Michelle says: I suppose it does. But I don’t understand why it isn’t still there. And maybe we just can’t see it.
[Wahrheit] says: Virtue will always be there. Virtue is an eternal truth.
Michelle says: Yes.
[Wahrheit] says: The cosmos is designed to include conflict. Thus, a reaction to conflict is part of the design of the cosmos. We are just futilely attempting to rail against that, because we are unhappy that the cosmos does not exist in a state of equilibrium. If you understand this concept, then you are on your way to understanding God. Not to sound dramatic.
Michelle says: Not at all!

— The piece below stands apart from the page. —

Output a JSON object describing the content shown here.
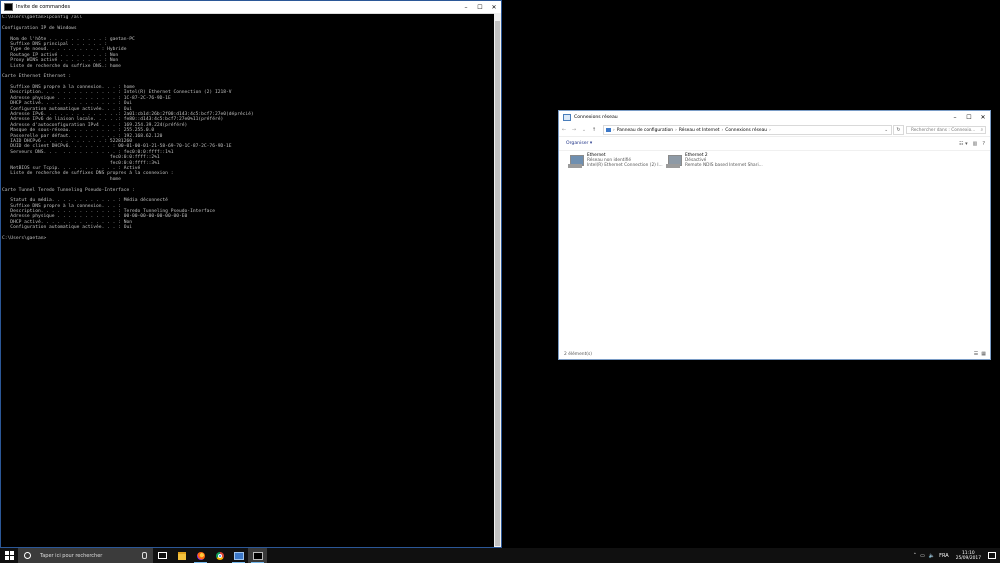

I understand it, but I also question it.
[Wahrheit] says: Unless I’m mistaken, you questioned why people act in the manner I described. You basically asked “Why is that necessary?” Am I correct?

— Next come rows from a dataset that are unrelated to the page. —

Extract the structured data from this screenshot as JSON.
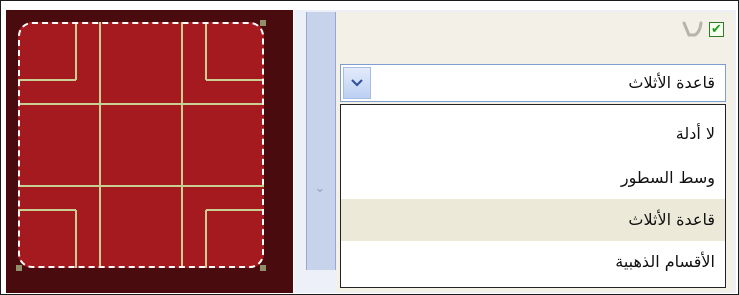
{
  "canvas": {
    "background_color": "#4a0b0f",
    "square_color": "#a51a1f",
    "guide_color": "#c9cf92",
    "selection_color": "#ffffff"
  },
  "panel": {
    "icons": {
      "enable_checkbox": "checkbox-checked",
      "checkbox_mark": "✔",
      "tool_icon": "hook-icon"
    },
    "combo": {
      "selected_value": "قاعدة الأثلاث",
      "dropdown_icon": "chevron-down-icon"
    },
    "options": [
      {
        "label": "لا أدلة",
        "selected": false
      },
      {
        "label": "وسط السطور",
        "selected": false
      },
      {
        "label": "قاعدة الأثلاث",
        "selected": true
      },
      {
        "label": "الأقسام الذهبية",
        "selected": false
      }
    ],
    "scroll_arrow": "⌄"
  }
}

Michelle says: Yes.
[Wahrheit] says: Well, I’m asking the same question. I don’t think we are at odds.
Michelle says: That’s good to know!

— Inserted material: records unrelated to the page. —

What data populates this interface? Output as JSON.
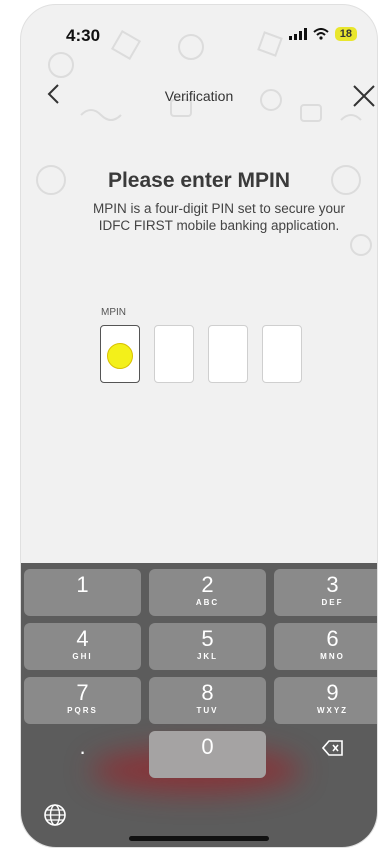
{
  "status_bar": {
    "time": "4:30",
    "battery": "18"
  },
  "nav": {
    "title": "Verification"
  },
  "content": {
    "heading": "Please enter MPIN",
    "description": "MPIN is a four-digit PIN set to secure your IDFC FIRST mobile banking application.",
    "mpin_label": "MPIN"
  },
  "keypad": {
    "keys": [
      {
        "num": "1",
        "letters": ""
      },
      {
        "num": "2",
        "letters": "ABC"
      },
      {
        "num": "3",
        "letters": "DEF"
      },
      {
        "num": "4",
        "letters": "GHI"
      },
      {
        "num": "5",
        "letters": "JKL"
      },
      {
        "num": "6",
        "letters": "MNO"
      },
      {
        "num": "7",
        "letters": "PQRS"
      },
      {
        "num": "8",
        "letters": "TUV"
      },
      {
        "num": "9",
        "letters": "WXYZ"
      }
    ],
    "dot": ".",
    "zero": "0"
  }
}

[Wahrheit] says: Did you honestly think I was advocating modernity while I was diagnosing it?
Michelle says: Oh, no. I was pretty sure you weren’t. Though I was just expecting you to have some sort of answer to go along with it all.
[Wahrheit] says: Oh, I do. The answer is implied in the diagnosis. Re-evaluation of all values. As of now, we value safety, comfort, and happiness. This has made the world what it is. If this is a problem, then we should re-evaluate our values. We should en-value conflict, and reaction to conflict. Heroism.
Michelle says: I think you’re right. People are in love with the idea of it, but don’t want to put forth the effort to bring about the change. Because of what it entails. It threatens their comfort, their safety.
[Wahrheit] says: Exactly. We must remake ourselves into innocence, into open-hearted, forward-standing individuals. Individuals who will do whatever is necessary to experience life in a capacity that is fulfilling and pro-generative. Pro-generative meaning producing further challenges and goals in order to sustain purpose.
This unnecessary deception, social pandering, and selling of symbols and of “self” to each other in order to desperately fill in the void of purpose that we have engaged in, we call this wisdom. We call it wisdom because it based on the “fact” that there are no absolutely tangible examples of virtue, and thus virtue is subjective, but we have only become depraved, not wise. Wise and unhappy is not a totally accurate description; true wisdom would account our need for purpose. And so I advocate the adoption of what Nietzsche calls The Joyful Wisdom, which is that wisdom which accounts for purpose, and the ability of conflict, and heroic effort against conflict, to create purpose.
Burn all values until we reach this point.
We shall become like children again. Virtue, and the grave facing off of it with challenge, shall not be necessary in order to make the world safe. It will be our toy, our game, our playfully living life and shaping ourselves into calm warriors simply for the love of what life is: a perfect machine, a design, a system for creating purpose. Those who love life rejoice at this concept: We shall become like children again.
Michelle says: I always thought adults were just taller children. Tall, disillusioned children. Though I get what you’re saying. So many people just become tired of life. If we truly were like children again, everything would be fascinating. We’d be eager to learn, to wake up the next day and explore.”
Friends are good for reminding you of these things. I’m Michelle, by the way.